**Task description**
Keep only the lines of the data below that contain "의견거절인", and copy them.

[Start of section]

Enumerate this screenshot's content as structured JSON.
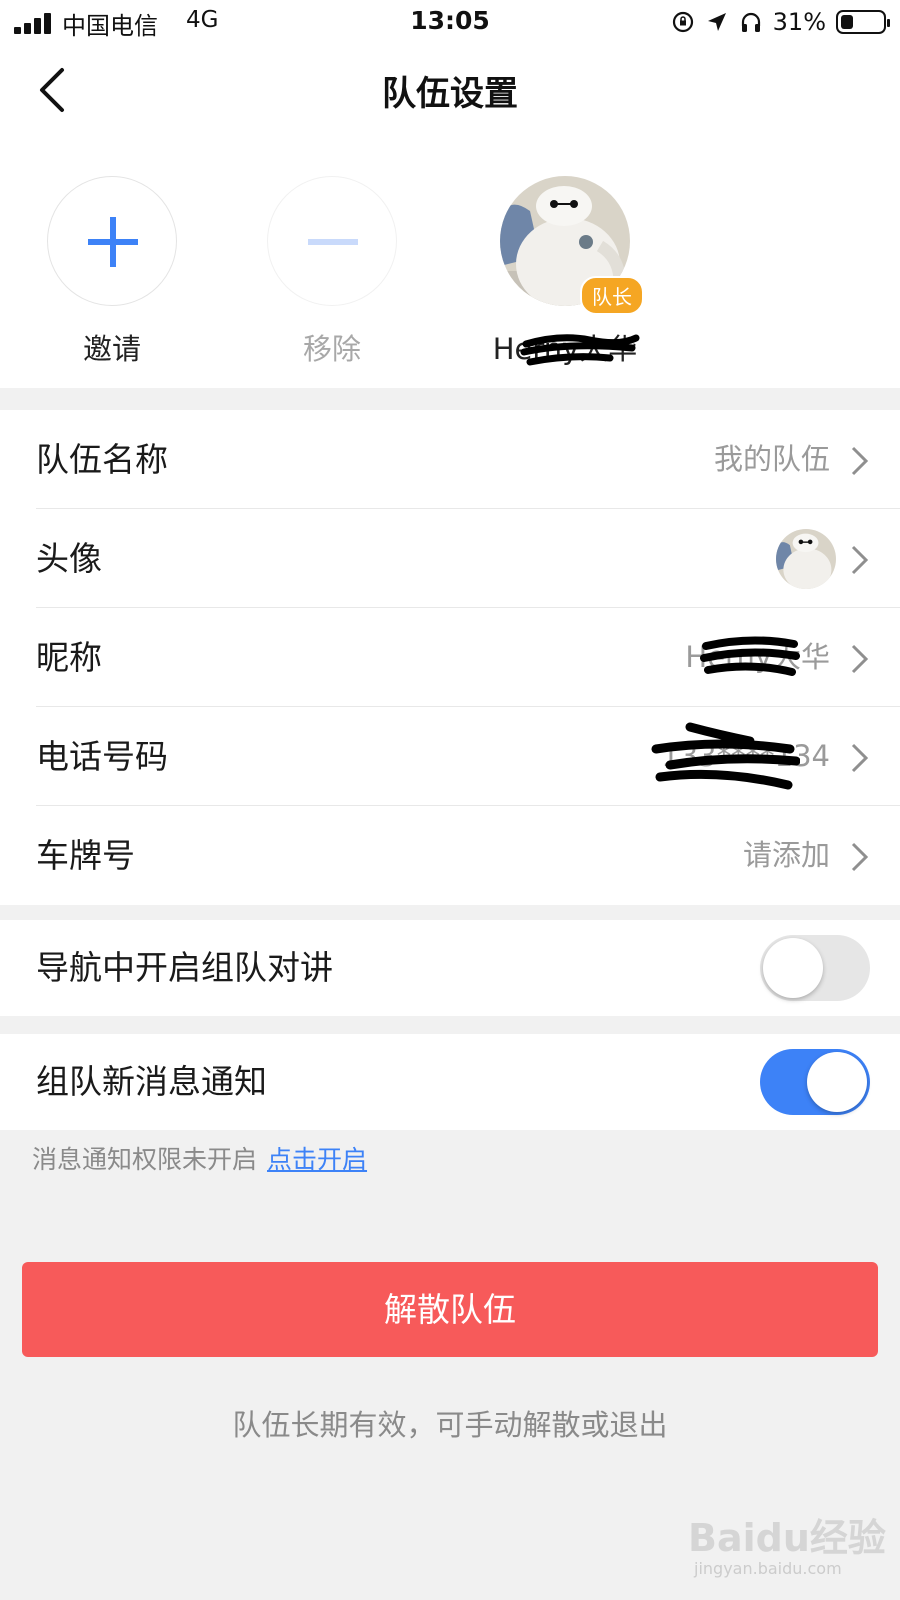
{
  "status_bar": {
    "carrier": "中国电信",
    "network": "4G",
    "time": "13:05",
    "battery_percent": "31%",
    "battery_level": 0.31,
    "icons": [
      "signal-icon",
      "orientation-lock-icon",
      "location-icon",
      "headphones-icon",
      "battery-icon"
    ]
  },
  "nav": {
    "title": "队伍设置",
    "back_icon": "chevron-left-icon"
  },
  "members": {
    "invite_label": "邀请",
    "remove_label": "移除",
    "leader_name": "Herny大华",
    "leader_badge": "队长",
    "accent_color": "#3d82f7"
  },
  "settings": {
    "team_name": {
      "label": "队伍名称",
      "value": "我的队伍"
    },
    "avatar": {
      "label": "头像"
    },
    "nickname": {
      "label": "昵称",
      "value": "Herny大华"
    },
    "phone": {
      "label": "电话号码",
      "value": "133****134"
    },
    "plate": {
      "label": "车牌号",
      "value": "请添加"
    }
  },
  "toggles": {
    "intercom": {
      "label": "导航中开启组队对讲",
      "on": false
    },
    "notify": {
      "label": "组队新消息通知",
      "on": true
    }
  },
  "notice": {
    "text": "消息通知权限未开启",
    "link": "点击开启"
  },
  "actions": {
    "disband_label": "解散队伍",
    "disband_color": "#f75a5a",
    "footer_note": "队伍长期有效，可手动解散或退出"
  },
  "watermark": {
    "brand": "Baidu经验",
    "url": "jingyan.baidu.com"
  }
}
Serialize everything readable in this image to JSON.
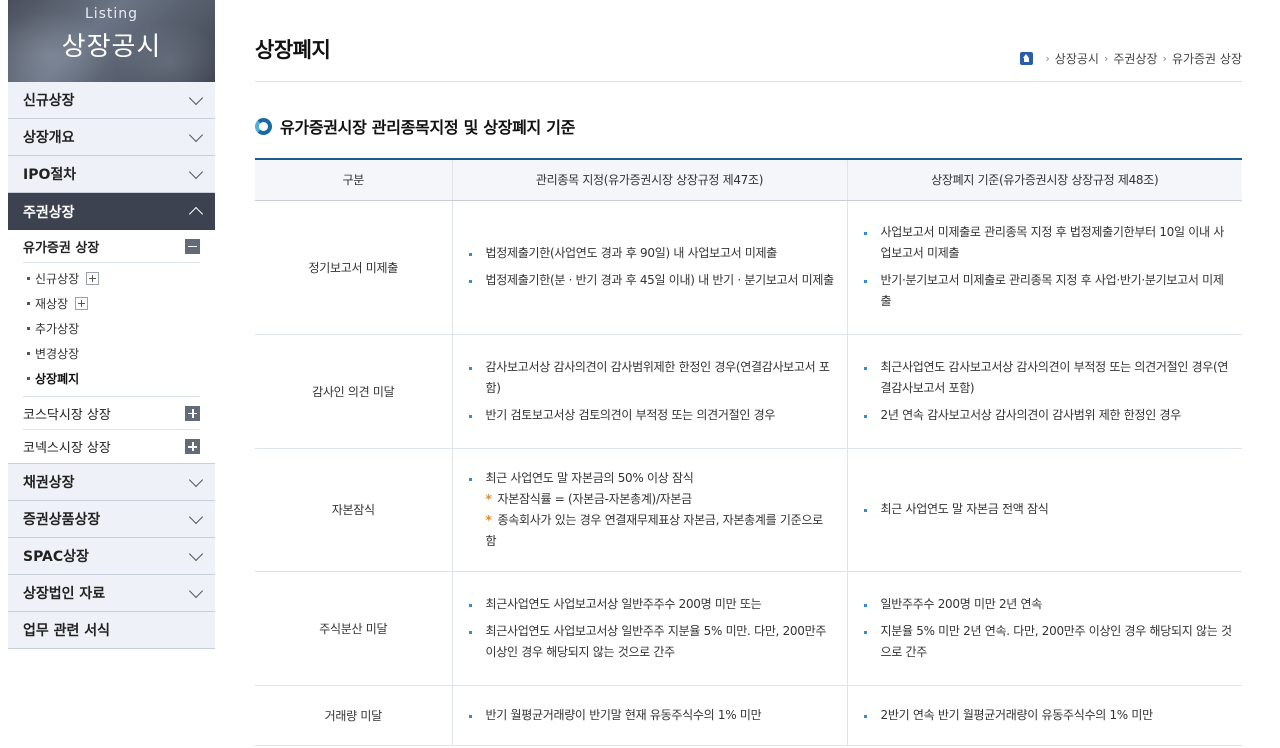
{
  "sidebar": {
    "banner_sub": "Listing",
    "banner_title": "상장공시",
    "menu": [
      {
        "label": "신규상장"
      },
      {
        "label": "상장개요"
      },
      {
        "label": "IPO절차"
      },
      {
        "label": "주권상장"
      },
      {
        "label": "채권상장"
      },
      {
        "label": "증권상품상장"
      },
      {
        "label": "SPAC상장"
      },
      {
        "label": "상장법인 자료"
      },
      {
        "label": "업무 관련 서식"
      }
    ],
    "submenu": {
      "head": "유가증권 상장",
      "items": [
        {
          "label": "신규상장"
        },
        {
          "label": "재상장"
        },
        {
          "label": "추가상장"
        },
        {
          "label": "변경상장"
        },
        {
          "label": "상장폐지"
        }
      ],
      "others": [
        {
          "label": "코스닥시장 상장"
        },
        {
          "label": "코넥스시장 상장"
        }
      ]
    }
  },
  "page": {
    "title": "상장폐지",
    "breadcrumb": [
      "상장공시",
      "주권상장",
      "유가증권 상장"
    ],
    "section_title": "유가증권시장 관리종목지정 및 상장폐지 기준"
  },
  "table": {
    "headers": [
      "구분",
      "관리종목 지정(유가증권시장 상장규정 제47조)",
      "상장폐지 기준(유가증권시장 상장규정 제48조)"
    ],
    "rows": [
      {
        "category": "정기보고서 미제출",
        "designation": [
          "법정제출기한(사업연도 경과 후 90일) 내 사업보고서 미제출",
          "법정제출기한(분 · 반기 경과 후 45일 이내) 내 반기 · 분기보고서 미제출"
        ],
        "delisting": [
          "사업보고서 미제출로 관리종목 지정 후 법정제출기한부터 10일 이내 사업보고서 미제출",
          "반기·분기보고서 미제출로 관리종목 지정 후 사업·반기·분기보고서 미제출"
        ]
      },
      {
        "category": "감사인 의견 미달",
        "designation": [
          "감사보고서상 감사의견이 감사범위제한 한정인 경우(연결감사보고서 포함)",
          "반기 검토보고서상 검토의견이 부적정 또는 의견거절인 경우"
        ],
        "delisting": [
          "최근사업연도 감사보고서상 감사의견이 부적정 또는 의견거절인 경우(연결감사보고서 포함)",
          "2년 연속 감사보고서상 감사의견이 감사범위 제한 한정인 경우"
        ]
      },
      {
        "category": "자본잠식",
        "designation_main": "최근 사업연도 말 자본금의 50% 이상 잠식",
        "designation_notes": [
          "자본잠식률 = (자본금-자본총계)/자본금",
          "종속회사가 있는 경우 연결재무제표상 자본금, 자본총계를 기준으로 함"
        ],
        "delisting": [
          "최근 사업연도 말 자본금 전액 잠식"
        ]
      },
      {
        "category": "주식분산 미달",
        "designation": [
          "최근사업연도 사업보고서상 일반주주수  200명 미만 또는",
          "최근사업연도 사업보고서상 일반주주 지분율 5% 미만. 다만, 200만주 이상인 경우 해당되지 않는 것으로 간주"
        ],
        "delisting": [
          "일반주주수 200명 미만 2년 연속",
          "지분율 5% 미만 2년 연속. 다만, 200만주 이상인 경우 해당되지 않는 것으로 간주"
        ]
      },
      {
        "category": "거래량 미달",
        "designation": [
          "반기 월평균거래량이 반기말 현재 유동주식수의 1% 미만"
        ],
        "delisting": [
          "2반기 연속 반기 월평균거래량이 유동주식수의 1% 미만"
        ]
      }
    ]
  }
}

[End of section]

**Solution to this problem**
          "반기 검토보고서상 검토의견이 부적정 또는 의견거절인 경우"
          "최근사업연도 감사보고서상 감사의견이 부적정 또는 의견거절인 경우(연결감사보고서 포함)",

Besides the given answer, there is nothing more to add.